Ever wonder what happens when shipwrecks happen, or are discovered? Well, modern-day explorers, aka salvage divers, are contracted to rescue remaining objects of value from the ships, to disassemble wrecks for safety and environmental reasons or to provide research assistance on sites in the ocean. Salvage divers can play many roles, often at the same time: construction worker, historian, hero and detective, and they connect the past and the present through secretive, underwater worlds. At the moment there are many salvage expeditions taking place around the world, combining art, history, sociology, restoration and, of course, the hands-on, hard core skills of commercial diving.
Diving for treasure and knowledge
The London, a British warship, inexplicably exploded in 1665 just off the coast of Southend, UK, and was discovered in 2005 with some mysteries aboard. Funded by English Heritage, salvage divers have recovered artefacts from the wreck that shed light on England’s naval history and technology from the era. Strangely, many female skeletal remains have been found in the wreck, likely the wives and sweethearts of the crew. But why were they aboard, in the middle of a war with the French? If we ever find out, it will be thanks to the dive crews who work in very difficult conditions on the site, diving between tides with extremely low visibility, sometimes able to see only a few inches ahead. Despite these challenges, divers have found a wealth of objects by the low light of their headlamps – pistols, scales, spoons, navigational devices, and piles of leather shoes. Local volunteers are donating their time to classifying the artefacts which will find a home in the Southend museum.
Flipping a beast
In 2012 the world experienced the closest thing to a modern-day Titanic accident: the sinking of cruise ship Costa Concordia off the coast of Italy, in which 34 people perished. The salvage operation included parbuckling the boat, which involved lifting the 27,000 ton vessel from lying on its side on the ocean bottom to floating upright, requiring a custom platform to be built, constructed largely by salvage divers. The whole project required over 48,000 man hours of engineering and over 22,000 dives.

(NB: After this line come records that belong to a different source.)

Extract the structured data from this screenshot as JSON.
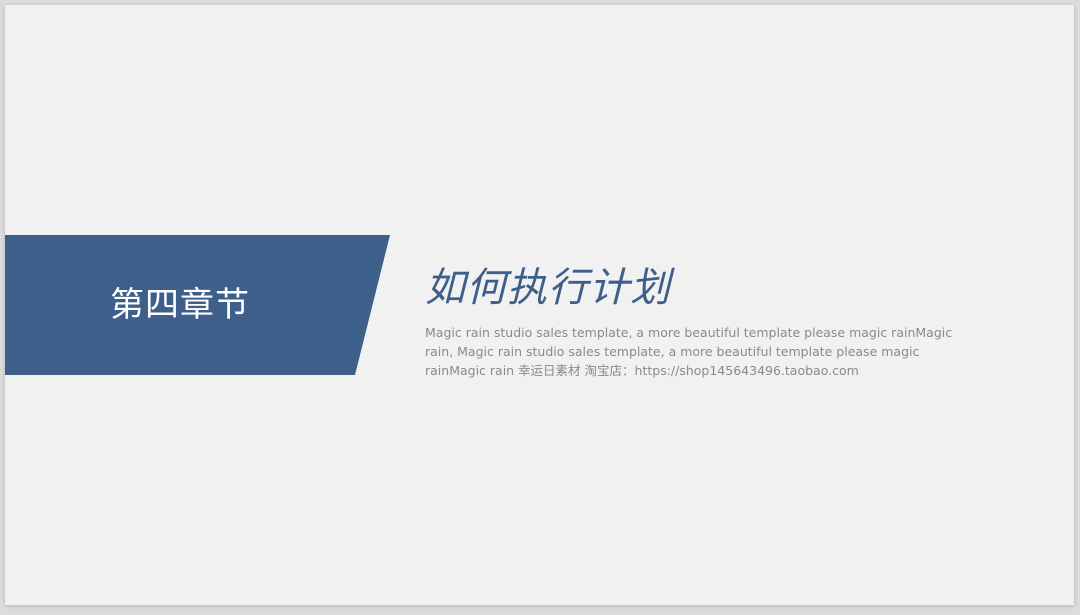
{
  "slide": {
    "chapter_label": "第四章节",
    "title": "如何执行计划",
    "description": "Magic rain studio sales template, a more beautiful template please magic rainMagic rain, Magic rain studio sales template, a more beautiful template please magic rainMagic rain 幸运日素材 淘宝店：https://shop145643496.taobao.com"
  },
  "colors": {
    "banner": "#3f5f8b",
    "title": "#3f5f8b",
    "background": "#f1f1f1",
    "description": "#8a8a8a"
  }
}
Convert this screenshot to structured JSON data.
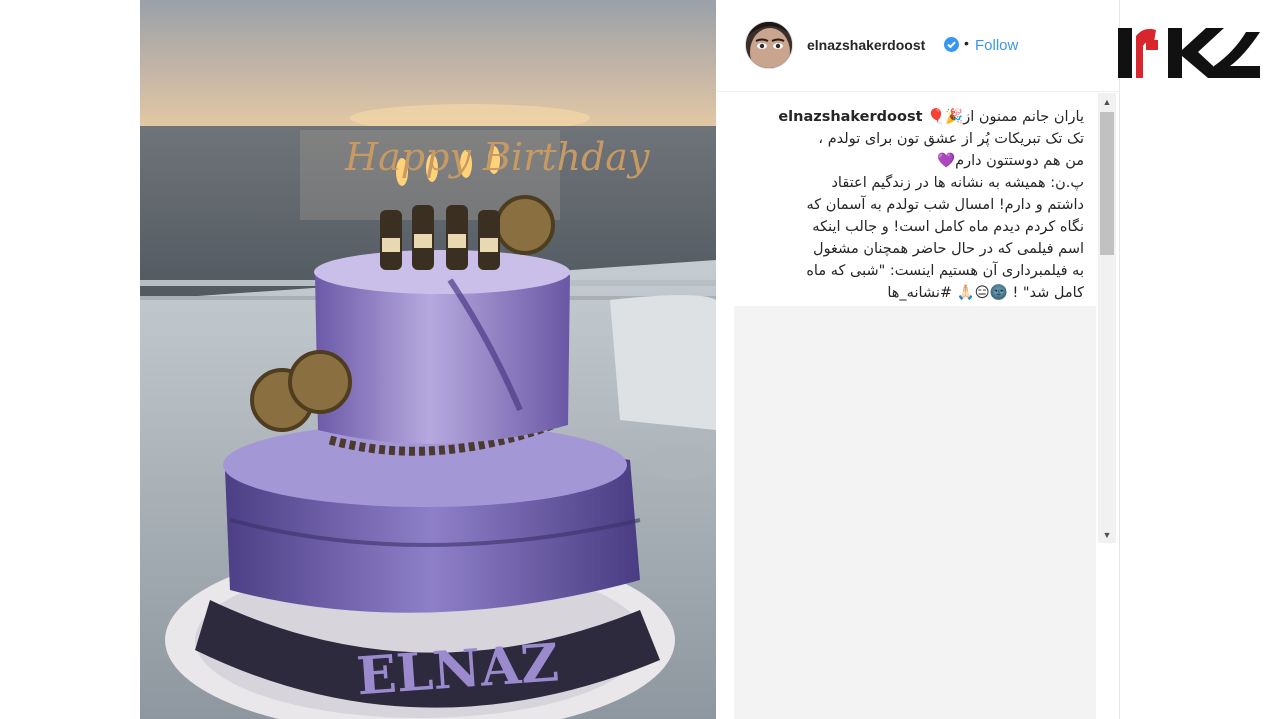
{
  "post": {
    "username": "elnazshakerdoost",
    "separator": "•",
    "follow_label": "Follow",
    "caption_user": "elnazshakerdoost",
    "caption_lines": [
      "یاران جانم ممنون از🎉🎈",
      "تک تک تبریکات پُر از عشق تون برای تولدم ،",
      "من هم دوستتون دارم💜",
      "پ.ن: همیشه به نشانه ها در زندگیم اعتقاد",
      "داشتم و دارم! امسال شب تولدم به آسمان که",
      "نگاه کردم دیدم ماه کامل است! و جالب اینکه",
      "اسم فیلمی که در حال حاضر همچنان مشغول",
      "به فیلمبرداری آن هستیم اینست: \"شبی که ماه",
      "کامل شد\" ! 🌚😑🙏🏻 #نشانه_ها"
    ]
  },
  "photo": {
    "cake_topper": "Happy Birthday",
    "cake_name": "ELNAZ"
  },
  "scrollbar": {
    "up_arrow": "▲",
    "down_arrow": "▼"
  },
  "colors": {
    "brand_red": "#d8262c",
    "brand_black": "#111111",
    "link_blue": "#3897f0",
    "cake_purple": "#7a63b8"
  },
  "icons": {
    "verified": "verified-badge-icon",
    "logo": "rokna-logo"
  }
}
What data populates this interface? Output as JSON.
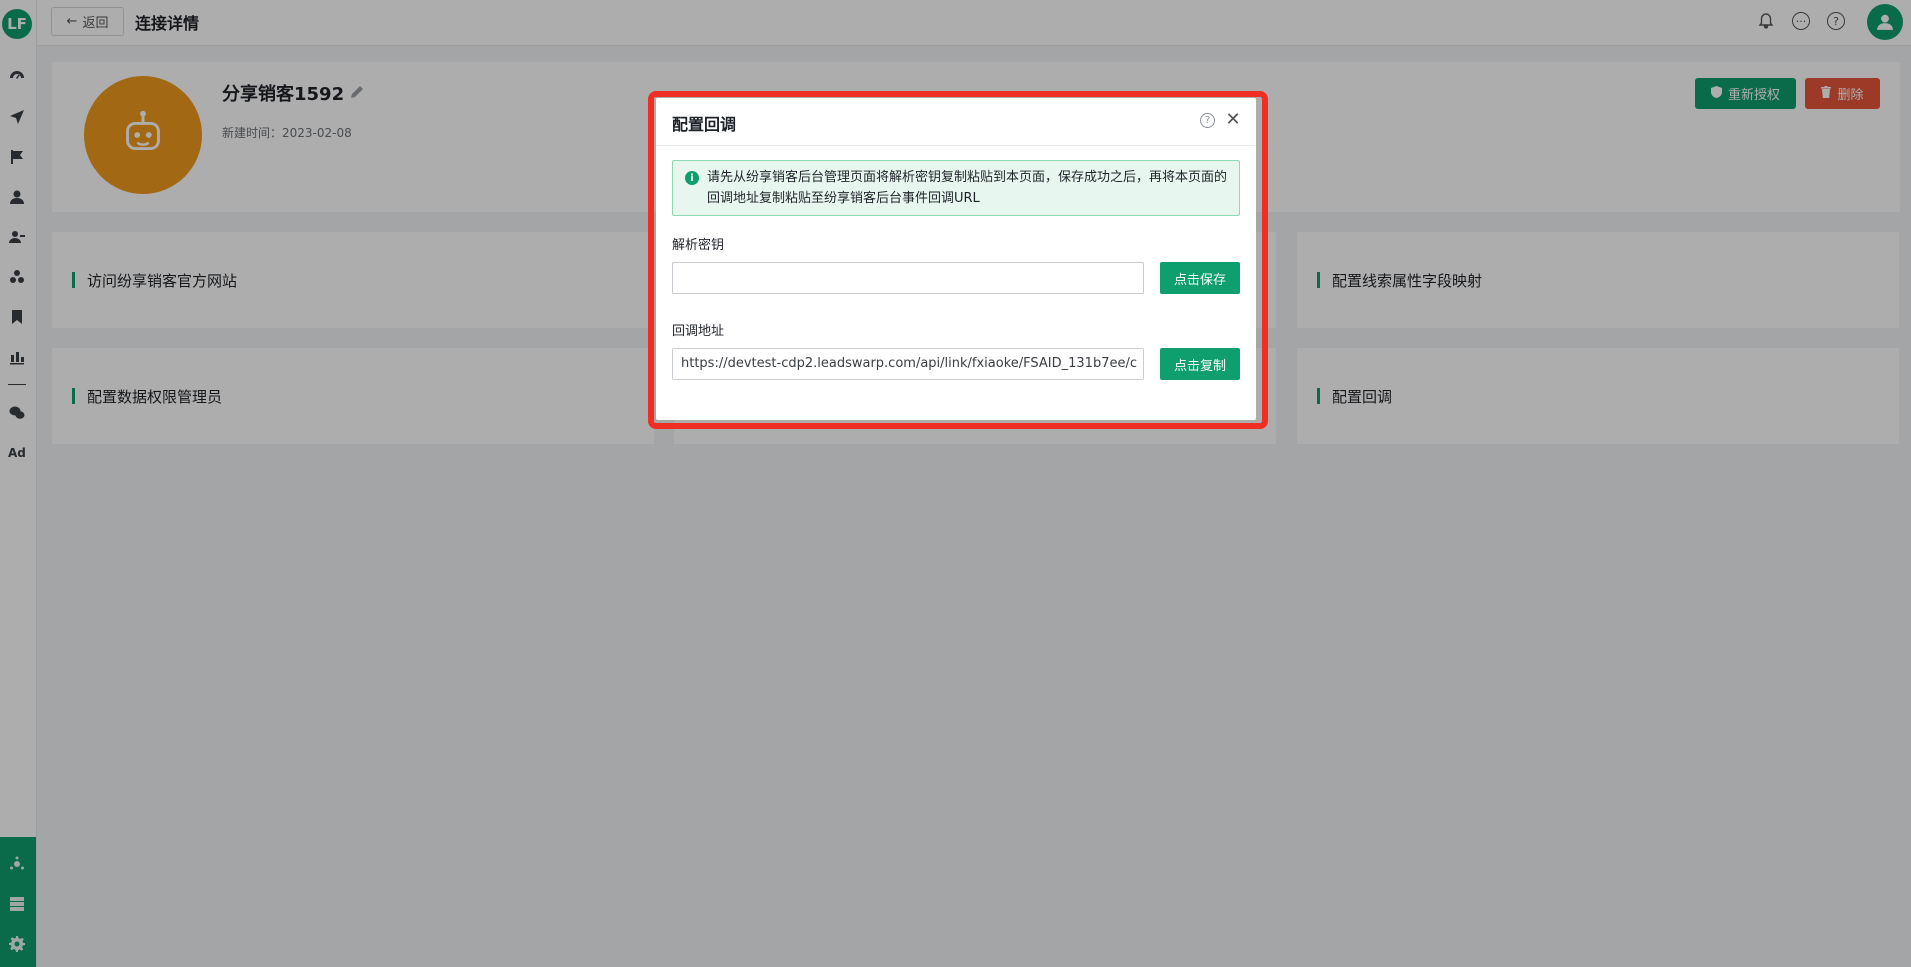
{
  "header": {
    "back_label": "返回",
    "title": "连接详情"
  },
  "sidebar": {
    "logo_text": "LF",
    "items": [
      "dashboard-icon",
      "send-icon",
      "flag-icon",
      "user-icon",
      "users-icon",
      "group-icon",
      "bookmark-icon",
      "chart-icon",
      "wechat-icon"
    ],
    "ad_label": "Ad"
  },
  "profile": {
    "name": "分享销客1592",
    "created_label": "新建时间：",
    "created_date": "2023-02-08",
    "reauth_label": "重新授权",
    "delete_label": "删除"
  },
  "cards": [
    {
      "label": "访问纷享销客官方网站"
    },
    {
      "label": "配置线索属性字段映射"
    },
    {
      "label": "配置数据权限管理员"
    },
    {
      "label": "配置回调"
    }
  ],
  "modal": {
    "title": "配置回调",
    "alert_text": "请先从纷享销客后台管理页面将解析密钥复制粘贴到本页面，保存成功之后，再将本页面的回调地址复制粘贴至纷享销客后台事件回调URL",
    "secret_label": "解析密钥",
    "secret_value": "",
    "save_label": "点击保存",
    "callback_label": "回调地址",
    "callback_value": "https://devtest-cdp2.leadswarp.com/api/link/fxiaoke/FSAID_131b7ee/c",
    "copy_label": "点击复制"
  },
  "colors": {
    "brand": "#0f9e6e",
    "danger": "#e6553a",
    "avatar": "#f09a1e",
    "highlight": "#ef2e24"
  }
}
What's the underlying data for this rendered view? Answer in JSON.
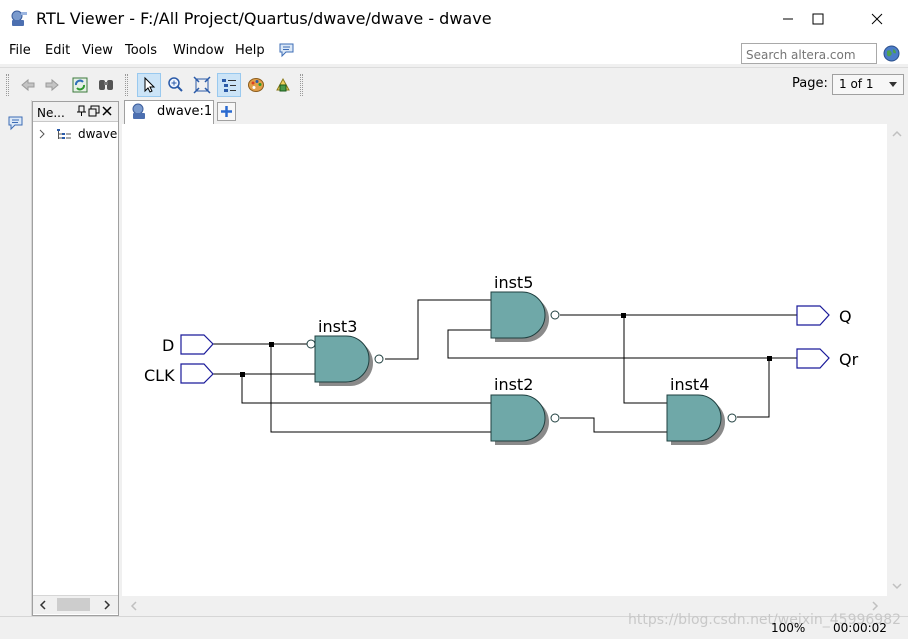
{
  "window": {
    "title": "RTL Viewer - F:/All Project/Quartus/dwave/dwave - dwave",
    "controls": [
      "minimize",
      "maximize",
      "close"
    ]
  },
  "menu": {
    "items": [
      {
        "label": "File"
      },
      {
        "label": "Edit"
      },
      {
        "label": "View"
      },
      {
        "label": "Tools"
      },
      {
        "label": "Window"
      },
      {
        "label": "Help"
      }
    ],
    "search_placeholder": "Search altera.com"
  },
  "toolbar": {
    "page_label": "Page:",
    "page_value": "1 of 1",
    "tools": [
      "back-icon",
      "forward-icon",
      "refresh-icon",
      "find-icon",
      "select-pointer-icon",
      "zoom-icon",
      "fit-icon",
      "netlist-navigator-icon",
      "color-palette-icon",
      "hierarchy-icon"
    ]
  },
  "navigator": {
    "title": "Ne...",
    "tree": [
      {
        "label": "dwave",
        "expanded": false
      }
    ]
  },
  "tabs": {
    "items": [
      {
        "label": "dwave:1",
        "active": true
      }
    ]
  },
  "schematic": {
    "inputs": [
      {
        "label": "D"
      },
      {
        "label": "CLK"
      }
    ],
    "outputs": [
      {
        "label": "Q"
      },
      {
        "label": "Qr"
      }
    ],
    "gates": [
      {
        "label": "inst3",
        "type": "NAND"
      },
      {
        "label": "inst5",
        "type": "NAND"
      },
      {
        "label": "inst2",
        "type": "NAND"
      },
      {
        "label": "inst4",
        "type": "NAND"
      }
    ],
    "gate_color": "#6fa8a8"
  },
  "status": {
    "zoom": "100%",
    "time": "00:00:02"
  },
  "watermark": "https://blog.csdn.net/weixin_45996982"
}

“You could go down 100 feet in a 3mm or 4mm wetsuit and you could pretty much see the surface from there; the visibility was just phenomenal. I have never before seen three foot long mussels in my life. Though we’re not allowed to eat anything we find in the ocean, we’d go on land to this nearby island, which nobody ever really heard of, Giglio, and we’d go to the restaurants… oh, the gelato, the chocolate, the wine, the olive oil, it’s so delicious you’re just like, l’m living the dream! It’s pretty much like a vacation party spot, I couldn’t think of a better spot for the boat to go down. Most of the work was cutting, welding, tons of welding, fabricating, removal, concrete grounding, a lot of dives. National Geographic came out and filmed us – I was like, I can put that on the bucket list!”
Here’s a time lapse video of the Costa Concordia being towed from its original site. Click Here For Video
Exploring distant depths
In another recent and strange tragedy, a Malaysia Airlines flight disappeared over the deep, inhospitable trenches of the Indian Ocean off the coast of Australia. The cause for the plane’s disappearance is still unknown – one reason that Australian and other forces are vigorously plowing ahead with the search. Divers initially explored the area where the plane was thought to be. However, since then, telecommunications evidence seems to show that the area may be larger than previously thought. High-tech sonar devices have mapped some of the sea floor; massive trenches and an underwater volcano have been found. One of the world’s least-explored undersea areas is now being combed, mapped and will perhaps yield even more mysteries of the deep – and salvage divers will be the first in the know.